FROM THE ARCHIVES:By the mid 1980s central Dublin was in a pretty dilapidated state and the city manager, Frank Feely, came up with the idea of celebrating its millennium to boost its image and confidence. The idea was a success, even if there was some doubt over the actual year chosen to represent the anniversary, as this report by Frank McDonald shows. JOE JOYCE
The proposed Dublin millennium, scheduled for 1988 to celebrate 1,000 years of the city’s history, is “entirely bogus”, a leading medieval historian declared yesterday. And he called on the city manager, Mr Frank Feely, to think again before Dublin becomes the laughing stock of Europe.
Last month, the city council accepted Mr Feely’s recommendation that Dublin’s millennium should be marked in two years’ time because it was in 988, according to him, that the Norsemen of Dublin submitted to Malachy, High King of Ireland, to prevent the capture of the city. But yesterday, Dr Howard Clarke, a lecturer in medieval history at UCD, said the city manager had even got the year wrong. “The events he is referring to took place in 989, not 988, and they represent an ignoble rather than a glorious chapter in Dublin’s history because, contrary to what he suggests, the city was actually captured by the High King after a 20-day siege.”
According to Dr Clarke, this incident was of no great historical significance and it didn’t even mark a turning point in the relations between Malachy and the Norsemen. “Mael Sechnaill (Malachy) had captured Dublin before and he captured it several times again,” he said. “The capture in 989 was just one of many during the long reign of this very active High King.”
The siege and capture of 989 is chiefly remembered for the fact that the inhabitants of Dublin were reduced to drinking brine because Mael Sechnaill cut off their fresh water supply.

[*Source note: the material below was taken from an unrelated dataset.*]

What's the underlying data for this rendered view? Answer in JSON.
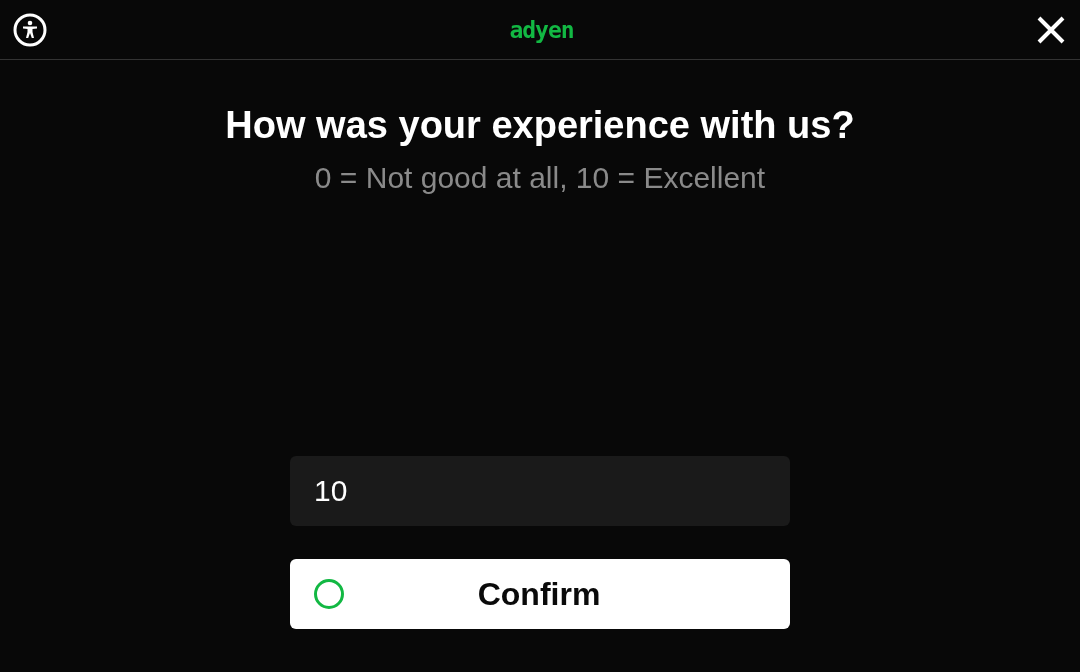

And after it was over, he exacted as punishment an annual tax of one ounce of gold on every household, to be paid on Christmas night.
“This was the High King’s way of rubbing the Norsemen’s nose in it because, of course, they were widely regarded as pagan,” Dr Clare noted. “But there was nothing glorious about it for the city of Dublin, unless you happen to be jingoistic and see in it a Christian Irish King sweeping down and taking the city from foreign pagans.”
Dr Clarke has already written to the city manager pointing out the discrepancy about the year these events took place and questioning whether it was appropriate to celebrate them. “As I see it, 1988 was chosen quite arbitrarily for the ‘millennium’ because it is coming up soon, not long after the Galway 500 and the Cork 800.”
Outlining the options, Dr Clarke said Dublin could postpone celebrations until the year 2041, which will mark the 1,200th anniversary of the establishment by the Vikings of their longphort on the River Liffey. Alternatively, if the city can’t wait that long, 1992 would mark the 800th anniversary of the granting of its municipal charter.
Dublin Corporation’s spokesman, Mr Noel Carroll, admitted that the proposed “millennium” could be seen as an attempt to cash in on the success of the Cork and Galway celebrations, but this didn’t render it any less worthy. He also confessed that the year 1988 had been chosen because it was not far off. “We’re entitled to celebrate 1,000 years of Dublin’s existence. The only question is what year do you pick?
Asked whether the city manager had consulted any medieval historians before making his choice, Mr Carroll said the Corporation had its own archivist. “You can never get these people to agree anyway. After all, there are some who say St Patrick never existed, but that doesn’t get rid of March 17th. And who picked December 25th as Christ’s birthday? Nobody was sure what the real day was, so they had to pick something.”